She explains in some detail about the process of therapy with the Elders she works with. “Say a woman named Mabel has been isolated in her room for days. As a past gardener, she agrees to come see the garden, even though she refuses most recreation programming. Once she arrives, hopefully she immediately experiences feelings of pleasure due to the sunshine, sensory prompts, flowers, and sounds of nature. Then, perhaps she remembers her past garden, or a plant that she also grew at home. She may point that plant out, naming the plant or even just the colour, which then ties to a cognitive benefit. If she shares this with the Elder sitting next to her, that may begin an easy conversation pointing out plants they grew. This ties to social goals and benefits. Mabel might want to pick some of the familiar flowers or herbs, practicing physical benefits of reach and gross motor movement. Then she smells the herbs which engages her olfactory senses, improving her physical breathing patterns, and triggering a familiar memory of the herb from her past, once again tying in cognitive and emotional benefits.” 

No one outgrows the need for nature, and van der Stoel speaks to the endless benefits that she has experienced herself and has seen others experience. They go beyond her goals of sensory stimulation, reminiscence, socialization, and physical health to bring joy, inspiration, laughter, and motivation. 

“In nature, I’m reminded that I am a part of a larger ecosystem—not one that I am superior or indifferent to, but one I must protect and cherish. My intrinsic desire to protect our environment improves as I appreciate nature more and more, and that awareness and appreciation can start through such simple steps—like a walk to the nearest grove of trees. Some days I seek rest, some days I reinspire creativity, some days I take time to connect to something that feels more grand than me, and many times, I find I can release things in nature—whether that is control, or stress, or uncertainty.” 

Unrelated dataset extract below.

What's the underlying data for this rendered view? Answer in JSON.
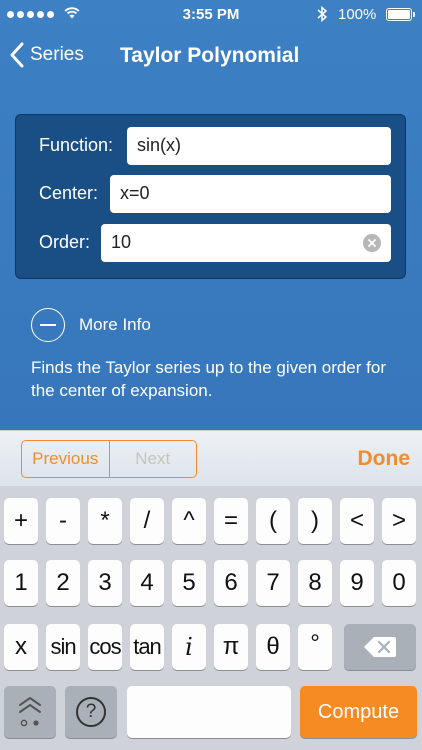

Van der Stoel suggests using pots that have drainage to avoid root rot, which occurs when water accumulates in a pot and has nowhere to go. It is the number one killer of houseplants. She also suggests the following plants that work well in low-light (i.e. a basement suite, dark corner, washroom, the places where plants usually go to die):

  • African Violets
  • Air Plant
  • Asparagus Fern
  • Money Tree
  • Pilea
  • Prayer Plant
  • Pepperomia
  • Snake Plant
  • Spider Plant